All Commentary
Sunday, June 1, 1997

The Political Racket: Deceit, Self-Interest and Corruption in American Politics by Martin L. Gross

A Generally Sensible Account of the Interventionist State


Ballantine Books • 1996 • 263 pages • $12.50 paperback

Dr. Peterson is Heritage Foundation adjunct scholar and Distinguished Lundy Professor Emeritus of business philosophy at Campbell University in North Carolina.

Martin Gross, whose title here tells it all, sifts through a lot of political dirt. He names names—including ethically challenged politicians and special-interest PAC contributors.

Mr. Gross also devotes many pages to the problem of pork—Congressional vote-trading on federal spending projects for favored spots and favored Congresspeople, including:

• $3 million for an Orlando, Florida, streetcar project

• $5 million for a third golf course at Andrews Air Force Base near Washington, D.C.

• $96 million for a courthouse in Portland, Oregon

• $120 million for a courthouse in Phoenix, Arizona

Impressive stuff all right, but if anything the Gross work is too parochial, too present-minded. Yes, smelly deals are cut all the time in that den of iniquity, Washington, D.C. But couldn’t that charge also be levied against Ottawa, Rome, Moscow, Nairobi, Brasilia, and virtually all other capitals? Or, for that matter, against Ancient Athens and Ancient Rome?

Hear Socrates, for example, c. 399 B.C.: If I had engaged in politics, O men of Athens, I should have perished long ago, and done no good either to you or to myself. Or hear Quintus Cicero, author of Handbook on Politics (c. 50 B.C.), which he prepared as an electioneering aid for his brother, Roman senator Marcus Cicero: One has great need of a flattering manner which, wrong and discreditable though it may be in other walks of life, is indispensable in seeking office. Human nature being what it is, all men prefer a false promise to a flat refusal.

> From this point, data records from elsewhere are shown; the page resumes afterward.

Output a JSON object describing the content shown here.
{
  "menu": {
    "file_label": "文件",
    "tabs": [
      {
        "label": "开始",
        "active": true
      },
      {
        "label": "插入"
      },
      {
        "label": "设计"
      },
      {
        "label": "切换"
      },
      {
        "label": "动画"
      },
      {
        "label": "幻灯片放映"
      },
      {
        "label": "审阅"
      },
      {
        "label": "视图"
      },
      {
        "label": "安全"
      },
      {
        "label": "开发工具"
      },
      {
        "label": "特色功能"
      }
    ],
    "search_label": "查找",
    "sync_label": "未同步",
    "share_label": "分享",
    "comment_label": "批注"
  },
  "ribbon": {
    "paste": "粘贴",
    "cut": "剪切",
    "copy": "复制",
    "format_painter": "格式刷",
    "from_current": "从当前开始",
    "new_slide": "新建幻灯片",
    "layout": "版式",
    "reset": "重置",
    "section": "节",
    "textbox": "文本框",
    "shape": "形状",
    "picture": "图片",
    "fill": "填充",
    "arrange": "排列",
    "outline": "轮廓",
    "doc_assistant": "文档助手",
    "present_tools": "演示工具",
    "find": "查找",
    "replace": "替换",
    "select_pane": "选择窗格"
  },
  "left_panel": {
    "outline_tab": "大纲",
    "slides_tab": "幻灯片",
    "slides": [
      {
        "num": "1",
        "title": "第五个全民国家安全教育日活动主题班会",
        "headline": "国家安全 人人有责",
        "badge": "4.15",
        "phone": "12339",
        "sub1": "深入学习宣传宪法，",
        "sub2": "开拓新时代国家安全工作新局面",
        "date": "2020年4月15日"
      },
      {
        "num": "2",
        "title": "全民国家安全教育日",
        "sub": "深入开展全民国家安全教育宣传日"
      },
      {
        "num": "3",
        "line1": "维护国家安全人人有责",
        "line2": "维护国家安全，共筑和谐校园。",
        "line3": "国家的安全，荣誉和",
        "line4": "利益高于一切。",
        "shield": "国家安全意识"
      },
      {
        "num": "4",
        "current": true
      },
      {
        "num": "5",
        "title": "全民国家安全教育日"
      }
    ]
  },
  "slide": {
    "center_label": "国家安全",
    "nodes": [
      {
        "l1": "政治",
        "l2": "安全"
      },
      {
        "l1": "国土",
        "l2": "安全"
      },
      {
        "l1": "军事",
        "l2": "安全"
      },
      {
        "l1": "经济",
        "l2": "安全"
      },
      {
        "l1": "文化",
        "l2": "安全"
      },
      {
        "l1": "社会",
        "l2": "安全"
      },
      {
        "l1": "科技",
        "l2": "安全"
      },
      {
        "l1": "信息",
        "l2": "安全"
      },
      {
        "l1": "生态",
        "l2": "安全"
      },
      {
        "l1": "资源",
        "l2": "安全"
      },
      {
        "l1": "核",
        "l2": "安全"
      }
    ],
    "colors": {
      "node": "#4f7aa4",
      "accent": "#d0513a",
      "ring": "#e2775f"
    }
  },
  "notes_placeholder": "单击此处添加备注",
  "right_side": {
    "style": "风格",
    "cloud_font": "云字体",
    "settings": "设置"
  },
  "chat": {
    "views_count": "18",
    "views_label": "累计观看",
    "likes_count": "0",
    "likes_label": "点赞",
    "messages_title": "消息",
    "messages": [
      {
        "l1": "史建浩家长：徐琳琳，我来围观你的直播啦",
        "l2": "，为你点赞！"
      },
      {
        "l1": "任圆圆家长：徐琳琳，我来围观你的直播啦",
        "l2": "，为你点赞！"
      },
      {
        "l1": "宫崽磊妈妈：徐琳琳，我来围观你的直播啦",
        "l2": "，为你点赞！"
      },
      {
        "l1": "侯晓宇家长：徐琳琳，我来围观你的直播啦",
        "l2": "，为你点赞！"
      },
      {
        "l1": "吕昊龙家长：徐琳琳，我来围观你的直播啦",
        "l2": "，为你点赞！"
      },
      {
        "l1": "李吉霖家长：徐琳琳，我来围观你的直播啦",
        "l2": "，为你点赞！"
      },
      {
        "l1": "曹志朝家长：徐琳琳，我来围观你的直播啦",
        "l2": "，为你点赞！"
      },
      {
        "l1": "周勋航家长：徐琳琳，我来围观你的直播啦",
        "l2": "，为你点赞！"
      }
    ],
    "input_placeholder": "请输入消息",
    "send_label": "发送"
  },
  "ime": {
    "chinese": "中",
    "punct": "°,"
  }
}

I also wonder about the author’s multifaceted solution, what he calls a Middle-Class Manifesto, to America’s political mess. Some of his ideas merit consideration—for instance, term limits, a balanced budget amendment, elimination of $86 billion in annual corporate welfare through 127 federal subsidies to business, cutting back one-third of the federal civilian labor force to save $50 billion a year, and revamping Social Security along the privatizing lines of Chile with individual retirement accounts.

But Mr. Gross gums up a generally sensible book by complaining about high CEO salaries of $4, $5, even $10 or $15 million a year. CEO compensation is not a political problem. It is not a problem at all and bringing it up just encourages the redistributionists who constantly play on envy. He also objects to imports from low-wage countries such as Mexico and China, and thinks the United States should restrict Japanese imports at exactly the same level they do ours. The ideas of consumer sovereignty and unilateral free trade seem foreign to him.

Still, this informative and provocative work can instruct the wary reader who is so often the fellow pushed out of the loop, who is forced to pick up the tab for the Interventionist State, busily dispensing concentrated benefits over diffused costs. Yale economist William Graham Sumner in 1883 called this fellow the Forgotten Man. I call him Every Man.


  • William H. Peterson (1921-2012) was an economist, businessman and author who wrote extensively on Austrian Economics. He completed his PhD at New York University in 1952 under the supervision of Ludwig von Mises.